(a) "One man, one Army."
(b) "An Army of one."
(c) "Your Army thinks you're the one."
(d) "One place for you is the Army."
(e) "Hey, we have only one Army."
The answer, of course, is (b).
"An Army of one" is an odd contradiction in terms, and it may be too mystifying to make anyone dash to the nearest enlistment center. But the Army has a problem. It missed its recruiting goals in three of the last six years, and barely met them in the other three.
The economic boom is a factor, draining off many potential recruits. But the real difficulty is the mind-set of the 18- to 24-year-olds targeted for enlistment ads. They think of soldiers as "nameless, faceless people in green uniforms crawling through mud," said an Army PR man.
The Army churned up a lot of research on young adults by the Rand Corp., Yankelovich Partners Inc., and McKinsey & Co. On the basis of the findings, many of them already well-known, the Army apparently concluded that the current generation of young people is so individualistic, so resistant to authority and rules, that it has to market military life as the natural home of the free-wheeling unfettered spirit.
Soldiers have to follow orders and work for group cohesion.
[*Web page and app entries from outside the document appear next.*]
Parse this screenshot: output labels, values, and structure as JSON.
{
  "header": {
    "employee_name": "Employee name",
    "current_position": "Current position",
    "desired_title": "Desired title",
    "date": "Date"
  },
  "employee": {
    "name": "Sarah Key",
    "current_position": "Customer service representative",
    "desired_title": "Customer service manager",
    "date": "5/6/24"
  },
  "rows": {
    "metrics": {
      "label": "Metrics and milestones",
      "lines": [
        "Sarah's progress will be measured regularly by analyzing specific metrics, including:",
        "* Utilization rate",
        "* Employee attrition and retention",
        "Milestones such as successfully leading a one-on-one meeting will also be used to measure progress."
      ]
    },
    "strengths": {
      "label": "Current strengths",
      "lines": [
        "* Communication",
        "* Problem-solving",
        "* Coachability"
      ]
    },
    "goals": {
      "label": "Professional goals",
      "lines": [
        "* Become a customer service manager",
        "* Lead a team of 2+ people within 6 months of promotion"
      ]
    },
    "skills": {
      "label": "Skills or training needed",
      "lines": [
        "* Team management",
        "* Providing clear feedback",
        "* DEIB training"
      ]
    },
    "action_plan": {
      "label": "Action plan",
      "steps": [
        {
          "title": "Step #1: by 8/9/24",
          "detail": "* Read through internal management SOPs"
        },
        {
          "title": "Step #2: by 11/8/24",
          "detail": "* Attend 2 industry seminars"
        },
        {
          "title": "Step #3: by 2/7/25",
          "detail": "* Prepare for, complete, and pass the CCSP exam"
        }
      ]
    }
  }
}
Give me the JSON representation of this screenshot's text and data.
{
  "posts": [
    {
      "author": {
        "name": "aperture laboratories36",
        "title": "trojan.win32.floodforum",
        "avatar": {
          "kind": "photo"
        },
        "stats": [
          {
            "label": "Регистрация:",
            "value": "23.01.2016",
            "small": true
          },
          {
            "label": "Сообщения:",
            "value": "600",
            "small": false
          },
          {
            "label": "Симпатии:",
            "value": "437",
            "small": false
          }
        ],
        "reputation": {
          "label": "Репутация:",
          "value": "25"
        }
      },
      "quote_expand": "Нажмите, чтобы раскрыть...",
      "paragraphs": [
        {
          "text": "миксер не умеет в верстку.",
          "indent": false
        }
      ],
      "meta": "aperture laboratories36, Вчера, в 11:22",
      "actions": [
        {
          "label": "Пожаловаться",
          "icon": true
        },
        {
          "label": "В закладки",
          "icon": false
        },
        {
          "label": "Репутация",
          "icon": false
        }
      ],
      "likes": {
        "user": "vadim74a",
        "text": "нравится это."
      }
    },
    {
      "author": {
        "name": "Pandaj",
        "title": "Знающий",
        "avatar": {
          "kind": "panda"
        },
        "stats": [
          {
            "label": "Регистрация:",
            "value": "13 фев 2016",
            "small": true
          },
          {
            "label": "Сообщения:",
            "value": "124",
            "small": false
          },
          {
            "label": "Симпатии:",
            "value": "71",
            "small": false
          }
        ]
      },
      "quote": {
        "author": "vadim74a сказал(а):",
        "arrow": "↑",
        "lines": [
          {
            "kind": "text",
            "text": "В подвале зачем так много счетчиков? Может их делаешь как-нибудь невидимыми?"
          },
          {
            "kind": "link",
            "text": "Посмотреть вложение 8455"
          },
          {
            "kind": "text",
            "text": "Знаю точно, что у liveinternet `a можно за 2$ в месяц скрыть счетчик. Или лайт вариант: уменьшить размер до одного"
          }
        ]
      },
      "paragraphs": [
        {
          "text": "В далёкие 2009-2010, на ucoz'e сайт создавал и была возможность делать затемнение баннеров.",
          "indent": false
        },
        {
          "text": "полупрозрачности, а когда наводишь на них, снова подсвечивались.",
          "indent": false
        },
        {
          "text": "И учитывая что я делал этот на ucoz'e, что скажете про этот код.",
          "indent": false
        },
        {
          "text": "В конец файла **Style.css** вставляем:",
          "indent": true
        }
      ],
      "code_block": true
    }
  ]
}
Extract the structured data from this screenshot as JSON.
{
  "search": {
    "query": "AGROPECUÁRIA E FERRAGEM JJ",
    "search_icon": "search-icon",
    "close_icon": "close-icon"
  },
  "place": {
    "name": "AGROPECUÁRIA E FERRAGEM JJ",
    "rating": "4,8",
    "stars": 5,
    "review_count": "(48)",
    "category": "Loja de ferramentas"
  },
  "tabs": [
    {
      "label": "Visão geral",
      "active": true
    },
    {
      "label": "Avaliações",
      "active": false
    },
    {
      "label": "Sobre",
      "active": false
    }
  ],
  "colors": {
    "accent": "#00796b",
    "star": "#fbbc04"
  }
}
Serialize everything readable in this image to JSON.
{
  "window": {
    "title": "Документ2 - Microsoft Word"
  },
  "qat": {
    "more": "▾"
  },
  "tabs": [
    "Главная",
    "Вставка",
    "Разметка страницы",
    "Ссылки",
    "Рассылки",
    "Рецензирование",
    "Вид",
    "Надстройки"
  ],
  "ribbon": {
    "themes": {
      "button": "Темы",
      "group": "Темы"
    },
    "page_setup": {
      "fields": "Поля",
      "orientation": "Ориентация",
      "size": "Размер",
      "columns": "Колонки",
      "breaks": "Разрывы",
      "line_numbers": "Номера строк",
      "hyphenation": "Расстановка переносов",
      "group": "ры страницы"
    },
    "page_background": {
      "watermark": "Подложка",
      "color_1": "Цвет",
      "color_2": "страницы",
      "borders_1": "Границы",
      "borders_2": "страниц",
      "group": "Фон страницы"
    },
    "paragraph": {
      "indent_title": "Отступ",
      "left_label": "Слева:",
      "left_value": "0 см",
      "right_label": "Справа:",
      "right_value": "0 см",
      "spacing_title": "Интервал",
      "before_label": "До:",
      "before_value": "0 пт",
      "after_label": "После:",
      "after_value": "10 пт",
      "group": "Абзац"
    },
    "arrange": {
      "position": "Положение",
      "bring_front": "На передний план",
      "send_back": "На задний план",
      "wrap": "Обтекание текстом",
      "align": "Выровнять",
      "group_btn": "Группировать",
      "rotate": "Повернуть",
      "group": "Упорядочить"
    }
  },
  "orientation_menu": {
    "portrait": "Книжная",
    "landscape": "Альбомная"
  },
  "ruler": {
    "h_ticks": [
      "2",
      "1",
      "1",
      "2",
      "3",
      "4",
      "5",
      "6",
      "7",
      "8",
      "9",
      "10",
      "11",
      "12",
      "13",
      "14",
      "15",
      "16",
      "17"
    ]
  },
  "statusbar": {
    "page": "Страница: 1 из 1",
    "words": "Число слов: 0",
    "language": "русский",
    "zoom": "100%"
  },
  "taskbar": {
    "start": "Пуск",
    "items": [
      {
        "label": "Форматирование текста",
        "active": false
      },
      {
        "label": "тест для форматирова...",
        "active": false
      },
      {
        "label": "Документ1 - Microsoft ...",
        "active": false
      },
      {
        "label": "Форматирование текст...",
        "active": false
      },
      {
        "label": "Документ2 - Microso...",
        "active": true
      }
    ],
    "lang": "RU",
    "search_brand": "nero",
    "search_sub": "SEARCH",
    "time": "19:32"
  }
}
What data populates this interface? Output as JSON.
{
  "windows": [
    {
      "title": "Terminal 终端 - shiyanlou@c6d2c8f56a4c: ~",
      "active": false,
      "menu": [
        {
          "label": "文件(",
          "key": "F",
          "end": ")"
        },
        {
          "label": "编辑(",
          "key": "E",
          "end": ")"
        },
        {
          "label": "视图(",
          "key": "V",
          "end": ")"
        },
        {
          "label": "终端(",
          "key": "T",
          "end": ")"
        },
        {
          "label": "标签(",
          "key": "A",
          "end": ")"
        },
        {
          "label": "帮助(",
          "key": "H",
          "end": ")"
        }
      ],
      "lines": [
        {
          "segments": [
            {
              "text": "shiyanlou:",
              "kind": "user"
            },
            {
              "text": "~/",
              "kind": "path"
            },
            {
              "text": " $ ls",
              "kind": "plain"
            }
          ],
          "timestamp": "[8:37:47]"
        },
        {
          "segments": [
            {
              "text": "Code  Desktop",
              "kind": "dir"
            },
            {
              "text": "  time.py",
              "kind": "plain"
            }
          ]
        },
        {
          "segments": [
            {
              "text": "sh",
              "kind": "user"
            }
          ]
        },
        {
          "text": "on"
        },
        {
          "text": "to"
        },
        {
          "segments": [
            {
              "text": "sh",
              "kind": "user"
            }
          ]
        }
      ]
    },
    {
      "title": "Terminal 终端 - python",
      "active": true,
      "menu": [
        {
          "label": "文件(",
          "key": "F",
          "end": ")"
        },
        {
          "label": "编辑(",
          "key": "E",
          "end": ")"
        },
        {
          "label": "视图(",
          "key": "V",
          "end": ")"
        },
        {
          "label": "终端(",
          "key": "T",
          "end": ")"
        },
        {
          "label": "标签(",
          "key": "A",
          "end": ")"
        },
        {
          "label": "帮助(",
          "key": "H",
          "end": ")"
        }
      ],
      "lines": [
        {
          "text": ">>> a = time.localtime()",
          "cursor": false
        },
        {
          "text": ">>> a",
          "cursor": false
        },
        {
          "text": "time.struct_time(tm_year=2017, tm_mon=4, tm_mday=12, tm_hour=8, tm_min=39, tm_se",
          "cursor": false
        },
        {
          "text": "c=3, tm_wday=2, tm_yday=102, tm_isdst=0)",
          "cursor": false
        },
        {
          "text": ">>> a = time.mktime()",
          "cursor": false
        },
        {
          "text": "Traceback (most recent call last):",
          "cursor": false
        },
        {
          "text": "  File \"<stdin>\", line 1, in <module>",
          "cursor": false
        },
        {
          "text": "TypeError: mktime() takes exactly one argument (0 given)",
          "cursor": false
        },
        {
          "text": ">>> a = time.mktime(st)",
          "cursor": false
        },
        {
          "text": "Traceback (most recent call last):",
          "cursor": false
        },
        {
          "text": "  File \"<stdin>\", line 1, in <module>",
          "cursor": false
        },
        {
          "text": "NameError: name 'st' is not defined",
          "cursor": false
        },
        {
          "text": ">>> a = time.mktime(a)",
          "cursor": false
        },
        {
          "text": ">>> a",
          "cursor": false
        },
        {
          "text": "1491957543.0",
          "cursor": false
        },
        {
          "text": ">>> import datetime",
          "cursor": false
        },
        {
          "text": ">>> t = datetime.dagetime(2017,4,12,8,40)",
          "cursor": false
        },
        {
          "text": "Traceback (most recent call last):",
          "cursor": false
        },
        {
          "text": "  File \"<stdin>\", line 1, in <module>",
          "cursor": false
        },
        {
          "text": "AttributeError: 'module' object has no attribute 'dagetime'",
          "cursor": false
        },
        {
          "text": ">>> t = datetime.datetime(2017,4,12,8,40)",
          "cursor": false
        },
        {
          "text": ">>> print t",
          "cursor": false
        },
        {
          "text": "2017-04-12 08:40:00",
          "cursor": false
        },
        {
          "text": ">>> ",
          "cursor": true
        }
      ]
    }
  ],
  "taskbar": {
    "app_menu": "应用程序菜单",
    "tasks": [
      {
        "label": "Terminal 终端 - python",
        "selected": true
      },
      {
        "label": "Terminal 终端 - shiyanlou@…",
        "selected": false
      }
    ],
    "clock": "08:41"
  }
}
They also have to risk getting shot at from time to time. Selling this to the young as the freedom of the independent self is no easy task. But the research was sobering. Even "Be all you can be" -- a Me Generation slogan entirely about self-actualization -- was widely perceived as too authoritarian. "Kids don't like it," said Ray DeThorne of Leo Burnett, the ad agency that produced the "Army of one" campaign. "They say it's the voice of their parents telling them what to do."
Clinton Foundation: Oh, We Made Additional $12-26 Million From Speeches Given By the Former First Family | Matt Vespa
Friday Document Dump: State Department Releases First Round of Clinton Emails (All 298 Of Them) | Katie Pavlich